Data about app and page elements:

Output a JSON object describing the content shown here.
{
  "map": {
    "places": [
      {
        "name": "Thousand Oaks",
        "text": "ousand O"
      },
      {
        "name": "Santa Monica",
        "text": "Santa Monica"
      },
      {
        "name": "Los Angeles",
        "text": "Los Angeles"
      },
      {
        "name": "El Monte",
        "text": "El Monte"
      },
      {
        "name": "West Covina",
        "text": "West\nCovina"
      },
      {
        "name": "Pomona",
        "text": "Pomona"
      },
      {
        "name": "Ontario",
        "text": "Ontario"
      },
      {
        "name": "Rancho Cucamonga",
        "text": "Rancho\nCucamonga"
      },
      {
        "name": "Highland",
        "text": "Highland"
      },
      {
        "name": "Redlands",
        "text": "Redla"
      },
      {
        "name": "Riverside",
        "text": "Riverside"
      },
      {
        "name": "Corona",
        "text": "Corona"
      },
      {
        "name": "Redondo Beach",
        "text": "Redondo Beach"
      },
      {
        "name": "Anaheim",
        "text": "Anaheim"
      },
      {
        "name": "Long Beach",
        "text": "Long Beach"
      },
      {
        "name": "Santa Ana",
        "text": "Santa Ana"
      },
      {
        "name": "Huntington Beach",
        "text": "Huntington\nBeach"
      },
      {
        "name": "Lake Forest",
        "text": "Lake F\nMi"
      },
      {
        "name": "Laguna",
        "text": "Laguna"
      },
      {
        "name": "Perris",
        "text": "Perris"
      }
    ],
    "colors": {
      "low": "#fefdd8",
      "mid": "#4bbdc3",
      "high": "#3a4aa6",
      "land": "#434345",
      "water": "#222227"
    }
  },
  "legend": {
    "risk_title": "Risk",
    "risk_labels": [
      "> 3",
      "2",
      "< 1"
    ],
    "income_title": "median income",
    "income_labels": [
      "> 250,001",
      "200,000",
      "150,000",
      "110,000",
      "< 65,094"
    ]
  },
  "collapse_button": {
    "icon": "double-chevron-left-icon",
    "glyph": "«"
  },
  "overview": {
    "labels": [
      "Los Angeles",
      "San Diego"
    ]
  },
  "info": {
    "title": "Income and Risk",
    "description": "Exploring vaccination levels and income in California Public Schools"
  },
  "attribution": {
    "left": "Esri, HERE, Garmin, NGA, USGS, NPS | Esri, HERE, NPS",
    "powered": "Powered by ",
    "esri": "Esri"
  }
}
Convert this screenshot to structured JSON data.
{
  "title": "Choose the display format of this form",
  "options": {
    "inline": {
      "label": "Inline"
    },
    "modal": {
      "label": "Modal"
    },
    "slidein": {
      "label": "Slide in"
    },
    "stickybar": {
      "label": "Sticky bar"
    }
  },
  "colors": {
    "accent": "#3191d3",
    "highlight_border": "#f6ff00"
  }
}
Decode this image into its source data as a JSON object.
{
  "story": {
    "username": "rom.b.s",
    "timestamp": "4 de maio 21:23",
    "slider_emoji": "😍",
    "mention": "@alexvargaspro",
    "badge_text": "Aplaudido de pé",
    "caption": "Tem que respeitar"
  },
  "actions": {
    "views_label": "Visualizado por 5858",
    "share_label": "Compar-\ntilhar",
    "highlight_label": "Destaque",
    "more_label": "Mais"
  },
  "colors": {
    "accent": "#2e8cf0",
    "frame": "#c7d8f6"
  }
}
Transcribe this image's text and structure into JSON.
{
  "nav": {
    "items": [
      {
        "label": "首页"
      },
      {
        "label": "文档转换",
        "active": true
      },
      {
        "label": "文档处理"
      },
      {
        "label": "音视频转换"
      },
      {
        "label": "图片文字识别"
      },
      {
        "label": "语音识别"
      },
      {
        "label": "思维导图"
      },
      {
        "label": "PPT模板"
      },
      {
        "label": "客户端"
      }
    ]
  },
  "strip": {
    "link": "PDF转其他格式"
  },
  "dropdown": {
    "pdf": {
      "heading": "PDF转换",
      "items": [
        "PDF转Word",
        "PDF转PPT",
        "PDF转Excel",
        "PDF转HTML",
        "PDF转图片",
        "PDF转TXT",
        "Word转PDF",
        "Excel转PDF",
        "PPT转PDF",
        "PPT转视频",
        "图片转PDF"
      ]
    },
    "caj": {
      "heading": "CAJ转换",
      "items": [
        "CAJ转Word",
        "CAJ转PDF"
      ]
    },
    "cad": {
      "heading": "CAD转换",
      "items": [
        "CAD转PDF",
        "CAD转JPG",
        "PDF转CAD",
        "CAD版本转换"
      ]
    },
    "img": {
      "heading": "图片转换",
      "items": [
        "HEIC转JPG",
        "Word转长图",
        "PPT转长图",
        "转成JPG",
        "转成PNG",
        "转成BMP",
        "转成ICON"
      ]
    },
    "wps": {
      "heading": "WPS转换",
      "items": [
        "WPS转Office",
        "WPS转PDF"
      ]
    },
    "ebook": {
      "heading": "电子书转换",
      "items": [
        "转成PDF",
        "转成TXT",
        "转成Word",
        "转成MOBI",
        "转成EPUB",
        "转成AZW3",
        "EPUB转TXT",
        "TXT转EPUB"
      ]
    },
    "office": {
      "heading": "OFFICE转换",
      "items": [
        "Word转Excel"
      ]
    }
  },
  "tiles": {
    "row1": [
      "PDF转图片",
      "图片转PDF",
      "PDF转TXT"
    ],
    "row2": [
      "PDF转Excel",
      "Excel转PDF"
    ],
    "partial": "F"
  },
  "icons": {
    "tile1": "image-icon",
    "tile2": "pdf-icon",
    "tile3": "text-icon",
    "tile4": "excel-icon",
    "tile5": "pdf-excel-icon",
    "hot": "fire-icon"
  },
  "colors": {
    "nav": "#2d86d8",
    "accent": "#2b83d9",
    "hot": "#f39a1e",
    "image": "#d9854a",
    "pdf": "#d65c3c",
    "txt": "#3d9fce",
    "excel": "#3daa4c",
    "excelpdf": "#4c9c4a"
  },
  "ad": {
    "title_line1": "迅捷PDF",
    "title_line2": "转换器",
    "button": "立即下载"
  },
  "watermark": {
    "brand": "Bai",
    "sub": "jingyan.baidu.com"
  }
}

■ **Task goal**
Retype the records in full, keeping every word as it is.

■ **Solution to this task**
Output a JSON object describing the content shown here.
{
  "map": {
    "places": [
      {
        "name": "Thousand Oaks",
        "text": "ousand O"
      },
      {
        "name": "Santa Monica",
        "text": "Santa Monica"
      },
      {
        "name": "Los Angeles",
        "text": "Los Angeles"
      },
      {
        "name": "El Monte",
        "text": "El Monte"
      },
      {
        "name": "West Covina",
        "text": "West\nCovina"
      },
      {
        "name": "Pomona",
        "text": "Pomona"
      },
      {
        "name": "Ontario",
        "text": "Ontario"
      },
      {
        "name": "Rancho Cucamonga",
        "text": "Rancho\nCucamonga"
      },
      {
        "name": "Highland",
        "text": "Highland"
      },
      {
        "name": "Redlands",
        "text": "Redla"
      },
      {
        "name": "Riverside",
        "text": "Riverside"
      },
      {
        "name": "Corona",
        "text": "Corona"
      },
      {
        "name": "Redondo Beach",
        "text": "Redondo Beach"
      },
      {
        "name": "Anaheim",
        "text": "Anaheim"
      },
      {
        "name": "Long Beach",
        "text": "Long Beach"
      },
      {
        "name": "Santa Ana",
        "text": "Santa Ana"
      },
      {
        "name": "Huntington Beach",
        "text": "Huntington\nBeach"
      },
      {
        "name": "Lake Forest",
        "text": "Lake F\nMi"
      },
      {
        "name": "Laguna",
        "text": "Laguna"
      },
      {
        "name": "Perris",
        "text": "Perris"
      }
    ],
    "colors": {
      "low": "#fefdd8",
      "mid": "#4bbdc3",
      "high": "#3a4aa6",
      "land": "#434345",
      "water": "#222227"
    }
  },
  "legend": {
    "risk_title": "Risk",
    "risk_labels": [
      "> 3",
      "2",
      "< 1"
    ],
    "income_title": "median income",
    "income_labels": [
      "> 250,001",
      "200,000",
      "150,000",
      "110,000",
      "< 65,094"
    ]
  },
  "collapse_button": {
    "icon": "double-chevron-left-icon",
    "glyph": "«"
  },
  "overview": {
    "labels": [
      "Los Angeles",
      "San Diego"
    ]
  },
  "info": {
    "title": "Income and Risk",
    "description": "Exploring vaccination levels and income in California Public Schools"
  },
  "attribution": {
    "left": "Esri, HERE, Garmin, NGA, USGS, NPS | Esri, HERE, NPS",
    "powered": "Powered by ",
    "esri": "Esri"
  }
}
Convert this screenshot to structured JSON data.
{
  "title": "Choose the display format of this form",
  "options": {
    "inline": {
      "label": "Inline"
    },
    "modal": {
      "label": "Modal"
    },
    "slidein": {
      "label": "Slide in"
    },
    "stickybar": {
      "label": "Sticky bar"
    }
  },
  "colors": {
    "accent": "#3191d3",
    "highlight_border": "#f6ff00"
  }
}
Decode this image into its source data as a JSON object.
{
  "story": {
    "username": "rom.b.s",
    "timestamp": "4 de maio 21:23",
    "slider_emoji": "😍",
    "mention": "@alexvargaspro",
    "badge_text": "Aplaudido de pé",
    "caption": "Tem que respeitar"
  },
  "actions": {
    "views_label": "Visualizado por 5858",
    "share_label": "Compar-\ntilhar",
    "highlight_label": "Destaque",
    "more_label": "Mais"
  },
  "colors": {
    "accent": "#2e8cf0",
    "frame": "#c7d8f6"
  }
}
Transcribe this image's text and structure into JSON.
{
  "nav": {
    "items": [
      {
        "label": "首页"
      },
      {
        "label": "文档转换",
        "active": true
      },
      {
        "label": "文档处理"
      },
      {
        "label": "音视频转换"
      },
      {
        "label": "图片文字识别"
      },
      {
        "label": "语音识别"
      },
      {
        "label": "思维导图"
      },
      {
        "label": "PPT模板"
      },
      {
        "label": "客户端"
      }
    ]
  },
  "strip": {
    "link": "PDF转其他格式"
  },
  "dropdown": {
    "pdf": {
      "heading": "PDF转换",
      "items": [
        "PDF转Word",
        "PDF转PPT",
        "PDF转Excel",
        "PDF转HTML",
        "PDF转图片",
        "PDF转TXT",
        "Word转PDF",
        "Excel转PDF",
        "PPT转PDF",
        "PPT转视频",
        "图片转PDF"
      ]
    },
    "caj": {
      "heading": "CAJ转换",
      "items": [
        "CAJ转Word",
        "CAJ转PDF"
      ]
    },
    "cad": {
      "heading": "CAD转换",
      "items": [
        "CAD转PDF",
        "CAD转JPG",
        "PDF转CAD",
        "CAD版本转换"
      ]
    },
    "img": {
      "heading": "图片转换",
      "items": [
        "HEIC转JPG",
        "Word转长图",
        "PPT转长图",
        "转成JPG",
        "转成PNG",
        "转成BMP",
        "转成ICON"
      ]
    },
    "wps": {
      "heading": "WPS转换",
      "items": [
        "WPS转Office",
        "WPS转PDF"
      ]
    },
    "ebook": {
      "heading": "电子书转换",
      "items": [
        "转成PDF",
        "转成TXT",
        "转成Word",
        "转成MOBI",
        "转成EPUB",
        "转成AZW3",
        "EPUB转TXT",
        "TXT转EPUB"
      ]
    },
    "office": {
      "heading": "OFFICE转换",
      "items": [
        "Word转Excel"
      ]
    }
  },
  "tiles": {
    "row1": [
      "PDF转图片",
      "图片转PDF",
      "PDF转TXT"
    ],
    "row2": [
      "PDF转Excel",
      "Excel转PDF"
    ],
    "partial": "F"
  },
  "icons": {
    "tile1": "image-icon",
    "tile2": "pdf-icon",
    "tile3": "text-icon",
    "tile4": "excel-icon",
    "tile5": "pdf-excel-icon",
    "hot": "fire-icon"
  },
  "colors": {
    "nav": "#2d86d8",
    "accent": "#2b83d9",
    "hot": "#f39a1e",
    "image": "#d9854a",
    "pdf": "#d65c3c",
    "txt": "#3d9fce",
    "excel": "#3daa4c",
    "excelpdf": "#4c9c4a"
  },
  "ad": {
    "title_line1": "迅捷PDF",
    "title_line2": "转换器",
    "button": "立即下载"
  },
  "watermark": {
    "brand": "Bai",
    "sub": "jingyan.baidu.com"
  }
}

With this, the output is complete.